### TASK DESCRIPTION
Could you copy each line of the listing below that has the word "applicable"?

### DATA SHOWN

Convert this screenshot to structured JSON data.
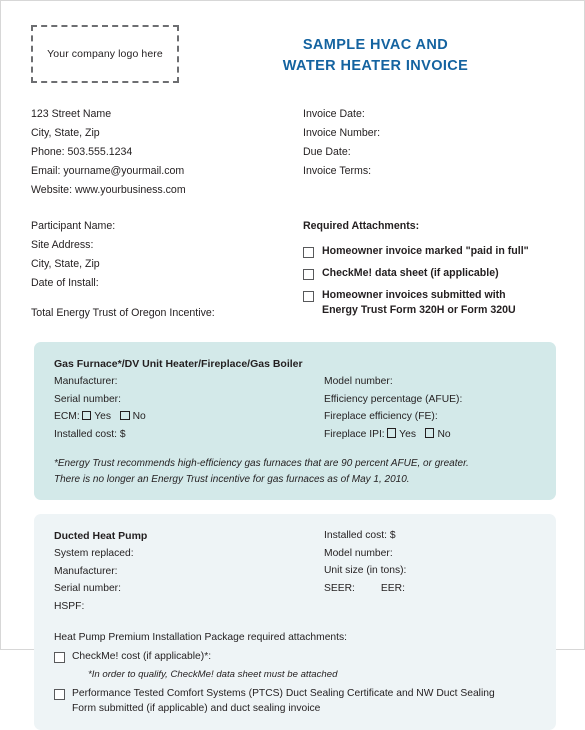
{
  "header": {
    "logo_placeholder": "Your company logo here",
    "title_line1": "SAMPLE HVAC AND",
    "title_line2": "WATER HEATER INVOICE",
    "title_color": "#1463a0"
  },
  "company": {
    "street": "123 Street Name",
    "city_state_zip": "City, State, Zip",
    "phone": "Phone: 503.555.1234",
    "email": "Email: yourname@yourmail.com",
    "website": "Website: www.yourbusiness.com"
  },
  "invoice_fields": [
    "Invoice Date:",
    "Invoice Number:",
    "Due Date:",
    "Invoice Terms:"
  ],
  "participant": {
    "name": "Participant Name:",
    "site_address": "Site Address:",
    "city_state_zip": "City, State, Zip",
    "date_of_install": "Date of Install:",
    "total_incentive": "Total Energy Trust of Oregon Incentive:"
  },
  "required_attachments": {
    "heading": "Required Attachments:",
    "items": [
      "Homeowner invoice marked \"paid in full\"",
      "CheckMe! data sheet (if applicable)",
      "Homeowner invoices submitted with"
    ],
    "item3_line2": "Energy Trust Form 320H or Form 320U"
  },
  "gas_furnace": {
    "bg_color": "#d3e9e9",
    "heading": "Gas Furnace*/DV Unit Heater/Fireplace/Gas Boiler",
    "left": {
      "manufacturer": "Manufacturer:",
      "serial_number": "Serial number:",
      "ecm_label": "ECM:",
      "ecm_yes": "Yes",
      "ecm_no": "No",
      "installed_cost": "Installed cost: $"
    },
    "right": {
      "model_number": "Model number:",
      "efficiency": "Efficiency percentage (AFUE):",
      "fireplace_efficiency": "Fireplace efficiency (FE):",
      "fireplace_ipi_label": "Fireplace IPI:",
      "fireplace_ipi_yes": "Yes",
      "fireplace_ipi_no": "No"
    },
    "note_line1": "*Energy Trust recommends high-efficiency gas furnaces that are 90 percent AFUE, or greater.",
    "note_line2": "There is no longer an Energy Trust incentive for gas furnaces as of May 1, 2010."
  },
  "heat_pump": {
    "bg_color": "#eef4f6",
    "heading": "Ducted Heat Pump",
    "left": {
      "system_replaced": "System replaced:",
      "manufacturer": "Manufacturer:",
      "serial_number": "Serial number:",
      "hspf": "HSPF:"
    },
    "right": {
      "installed_cost": "Installed cost: $",
      "model_number": "Model number:",
      "unit_size": "Unit size (in tons):",
      "seer": "SEER:",
      "eer": "EER:"
    },
    "premium_heading": "Heat Pump Premium Installation Package required attachments:",
    "checkme_item": "CheckMe! cost (if applicable)*:",
    "checkme_note": "*In order to qualify, CheckMe! data sheet must be attached",
    "ptcs_line1": "Performance Tested Comfort Systems (PTCS) Duct Sealing Certificate and NW Duct Sealing",
    "ptcs_line2": "Form submitted (if applicable) and duct sealing invoice"
  }
}
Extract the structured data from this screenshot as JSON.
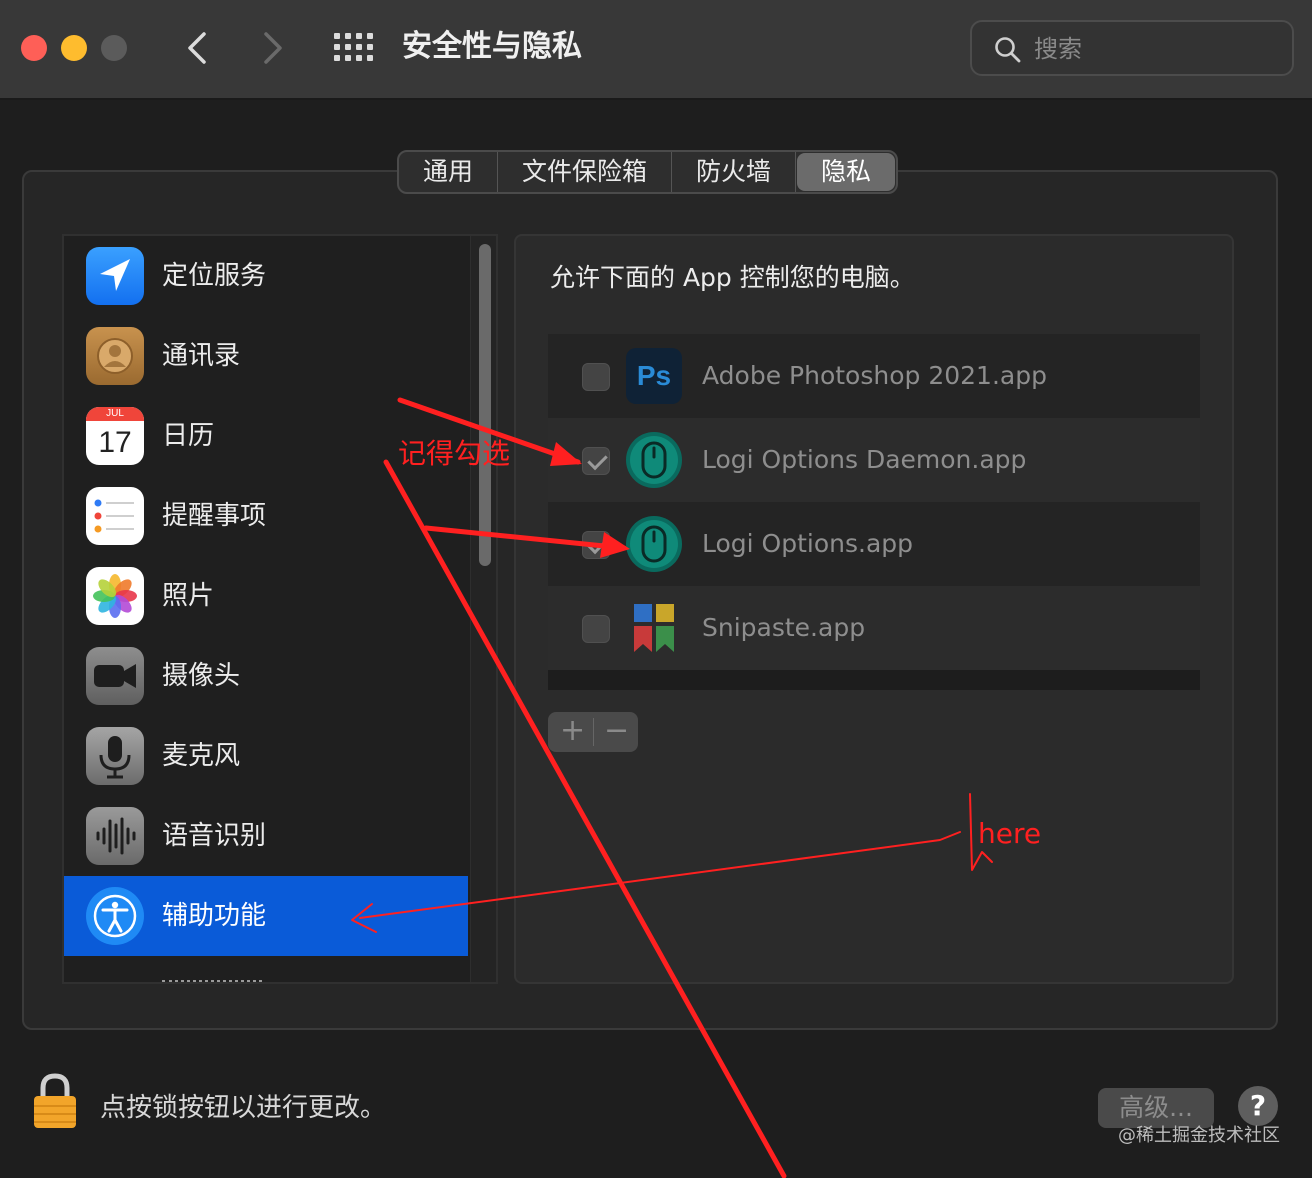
{
  "window": {
    "title": "安全性与隐私",
    "search_placeholder": "搜索"
  },
  "tabs": [
    {
      "label": "通用",
      "active": false
    },
    {
      "label": "文件保险箱",
      "active": false
    },
    {
      "label": "防火墙",
      "active": false
    },
    {
      "label": "隐私",
      "active": true
    }
  ],
  "sidebar": {
    "items": [
      {
        "label": "定位服务",
        "icon": "location-arrow-icon"
      },
      {
        "label": "通讯录",
        "icon": "contacts-icon"
      },
      {
        "label": "日历",
        "icon": "calendar-icon",
        "calendar_month": "JUL",
        "calendar_day": "17"
      },
      {
        "label": "提醒事项",
        "icon": "reminders-icon"
      },
      {
        "label": "照片",
        "icon": "photos-icon"
      },
      {
        "label": "摄像头",
        "icon": "camera-icon"
      },
      {
        "label": "麦克风",
        "icon": "microphone-icon"
      },
      {
        "label": "语音识别",
        "icon": "speech-recognition-icon"
      },
      {
        "label": "辅助功能",
        "icon": "accessibility-icon",
        "selected": true
      }
    ]
  },
  "pane": {
    "heading": "允许下面的 App 控制您的电脑。",
    "apps": [
      {
        "name": "Adobe Photoshop 2021.app",
        "checked": false,
        "icon": "photoshop-icon",
        "icon_text": "Ps"
      },
      {
        "name": "Logi Options Daemon.app",
        "checked": true,
        "icon": "logi-mouse-icon"
      },
      {
        "name": "Logi Options.app",
        "checked": true,
        "icon": "logi-mouse-icon"
      },
      {
        "name": "Snipaste.app",
        "checked": false,
        "icon": "snipaste-icon"
      }
    ],
    "add_label": "+",
    "remove_label": "−"
  },
  "footer": {
    "lock_text": "点按锁按钮以进行更改。",
    "advanced_label": "高级...",
    "help_label": "?",
    "watermark": "@稀土掘金技术社区"
  },
  "annotations": {
    "note_1": "记得勾选",
    "note_2": "here",
    "color": "#ff2020"
  },
  "colors": {
    "selection_blue": "#0a5bd8",
    "close": "#fe5f57",
    "minimize": "#febc2e"
  }
}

### YOUR RESPONSE
      "CheckMe! data sheet (if applicable)",
    "checkme_item": "CheckMe! cost (if applicable)*:",
    "ptcs_line2": "Form submitted (if applicable) and duct sealing invoice"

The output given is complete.